Engineering regulators could potentially enhance their approach to compassionate regulation by implementing targeted behavioural and procedural changes.
Behaviourally, regulator staff could focus on:
- Prioritizing empathetic and emotionally intelligent communication
- Enhancing awareness of the regulators’ role
- Providing clear information about processes, timelines, and potential outcomes
- Minimizing the use of technical jargon or legalese
- Practising active, objective listening
- Extending additional resources or supports when appropriate
Procedurally, strategies to create a more compassionate space within the regulatory framework include:
- Developing templates for routine communications to increase consistency and quality
- Refining the tone of correspondence to be less accusatory and jargon-laden
- Establishing an appropriate frequency of communication
- Acknowledging that certain interactions with the regulator can be stressful
- Focusing on remedial and supportive solutions rather than adversarial approaches
Is compassion a suitable quality for engineering regulators?
Although greater compassion can yield advantages, it raises a valid question about its suitability within a traditionally oversight-focused regime. The regulator's primary duty is to safeguard the public and ensure that only qualified and competent individuals are licensed to engage in professional practice. Adopting a compassionate approach could potentially be viewed as advocacy or unwarranted support for practitioners, exceeding the regulator's mandate or even inadvertently endorsing those who may not be fit to continue practicing.
However, embracing a compassionate approach does not require any deviation from engineering regulators’ protective responsibilities. They can fulfill their mission of safeguarding the public while also taking into consideration the intricacies and nuances of engineers' well-being. This entails recognizing the pressures inherent in engineers’ professional roles and addressing the pain points of regulatory processes.
Delivering compassionate regulation hinges on the crucial understanding that it involves real individuals with unique lived experiences. It is inherently a people-centred model that depends on effective communication, timely assistance, respectful treatment, and the availability of appropriate supports.
When engineering regulators interact with licensees or the public, they have a valuable opportunity to integrate proportionate regulatory interventions with a compassionate approach. Implementing both behavioural and procedural changes can contribute to reducing stress levels or other adverse psychological responses for both registrants and the public.
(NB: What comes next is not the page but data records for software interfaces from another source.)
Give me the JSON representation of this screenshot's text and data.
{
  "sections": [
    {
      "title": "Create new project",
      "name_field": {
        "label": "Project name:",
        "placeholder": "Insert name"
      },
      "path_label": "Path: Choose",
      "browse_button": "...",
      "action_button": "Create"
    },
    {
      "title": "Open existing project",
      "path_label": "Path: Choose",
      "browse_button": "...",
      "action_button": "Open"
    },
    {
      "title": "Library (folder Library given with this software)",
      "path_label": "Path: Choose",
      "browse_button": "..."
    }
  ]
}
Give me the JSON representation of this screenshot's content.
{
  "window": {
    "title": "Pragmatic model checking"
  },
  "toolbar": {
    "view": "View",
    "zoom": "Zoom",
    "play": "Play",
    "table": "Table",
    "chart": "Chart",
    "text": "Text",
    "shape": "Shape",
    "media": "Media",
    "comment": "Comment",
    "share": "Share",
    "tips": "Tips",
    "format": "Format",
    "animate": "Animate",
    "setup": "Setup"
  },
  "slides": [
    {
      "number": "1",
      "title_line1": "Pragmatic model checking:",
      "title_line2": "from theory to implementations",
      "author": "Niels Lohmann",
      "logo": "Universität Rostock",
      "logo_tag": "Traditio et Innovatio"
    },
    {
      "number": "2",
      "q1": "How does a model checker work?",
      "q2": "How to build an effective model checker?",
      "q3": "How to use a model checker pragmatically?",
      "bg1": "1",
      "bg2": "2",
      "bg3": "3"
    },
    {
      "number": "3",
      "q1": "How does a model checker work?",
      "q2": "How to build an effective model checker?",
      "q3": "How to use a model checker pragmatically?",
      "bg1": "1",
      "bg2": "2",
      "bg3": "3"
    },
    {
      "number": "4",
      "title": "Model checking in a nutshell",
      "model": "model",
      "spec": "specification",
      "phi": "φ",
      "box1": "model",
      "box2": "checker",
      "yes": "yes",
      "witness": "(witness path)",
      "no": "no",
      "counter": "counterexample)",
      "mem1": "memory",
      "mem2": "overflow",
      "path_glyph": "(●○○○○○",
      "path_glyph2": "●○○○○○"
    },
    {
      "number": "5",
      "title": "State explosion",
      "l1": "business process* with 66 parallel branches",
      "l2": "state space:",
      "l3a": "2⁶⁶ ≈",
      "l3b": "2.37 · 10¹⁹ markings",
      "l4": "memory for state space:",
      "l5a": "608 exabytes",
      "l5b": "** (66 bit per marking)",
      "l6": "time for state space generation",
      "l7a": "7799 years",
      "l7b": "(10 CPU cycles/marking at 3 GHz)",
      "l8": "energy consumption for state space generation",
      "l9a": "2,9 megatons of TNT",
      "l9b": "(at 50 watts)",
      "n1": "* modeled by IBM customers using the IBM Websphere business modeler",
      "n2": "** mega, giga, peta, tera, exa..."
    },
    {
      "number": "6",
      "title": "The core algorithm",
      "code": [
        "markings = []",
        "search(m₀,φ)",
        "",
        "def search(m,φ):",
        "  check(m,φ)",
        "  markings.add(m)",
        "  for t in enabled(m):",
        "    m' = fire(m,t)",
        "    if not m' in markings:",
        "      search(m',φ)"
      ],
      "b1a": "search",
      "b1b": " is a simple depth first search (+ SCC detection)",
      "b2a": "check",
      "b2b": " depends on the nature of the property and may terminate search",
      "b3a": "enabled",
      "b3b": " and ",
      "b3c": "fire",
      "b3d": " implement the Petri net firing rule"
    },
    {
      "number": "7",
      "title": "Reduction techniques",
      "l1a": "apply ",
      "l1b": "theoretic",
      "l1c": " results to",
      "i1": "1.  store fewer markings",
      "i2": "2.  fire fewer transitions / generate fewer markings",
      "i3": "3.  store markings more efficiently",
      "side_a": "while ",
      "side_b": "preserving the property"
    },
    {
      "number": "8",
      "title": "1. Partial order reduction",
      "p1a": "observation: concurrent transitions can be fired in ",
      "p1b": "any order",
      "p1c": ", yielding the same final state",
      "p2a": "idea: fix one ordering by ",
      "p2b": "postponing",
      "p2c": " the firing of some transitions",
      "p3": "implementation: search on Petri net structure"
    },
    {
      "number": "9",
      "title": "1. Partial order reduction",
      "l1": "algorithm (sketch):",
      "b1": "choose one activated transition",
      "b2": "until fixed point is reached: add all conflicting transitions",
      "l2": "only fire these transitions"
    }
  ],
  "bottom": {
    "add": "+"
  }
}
Ashton, A., Dales, E., Durcan, R., Mitousis, M., and Rosen, L. (2023, October 18) Trauma-Informed Professional Regulation [Plenary session]. Canadian Network of Agencies of Regulation (CNAR), Vancouver, British Colombia, Canada.
Biggar, S., Lobigs, L. M., & Fletcher, M. (2020). How can we make health regulation more humane? A quality improvement approach to understanding complainant and practitioner experiences. Journal of Medical Regulation, 106(1), 7–15. https://doi.org/10.30770/2572-1852-106.1.7
Danson, N. (Summer 2020). The Case for Empathy by Regulators. SML Grey Areas: A Commentary on Legal Issues Affecting Professional Regulation, Issue 248. https://www.sml-law.com/wp-content/uploads/2020/07/Greyar248.pdf
Jeyaraman, K., Robinson, J., and Tooze, S. (2023, October 17) Compassion in Regulation: A People-Focused Approach [Session #2]. Canadian Network of Agencies of Regulation (CNAR), Vancouver, British Colombia, Canada.
UK Royal College of Veterinary Services. Strategic Plan 2020-2024. https://www.rcvs.org.uk/news-and-views/publications/rcvs-strategic-plan-2020-2024/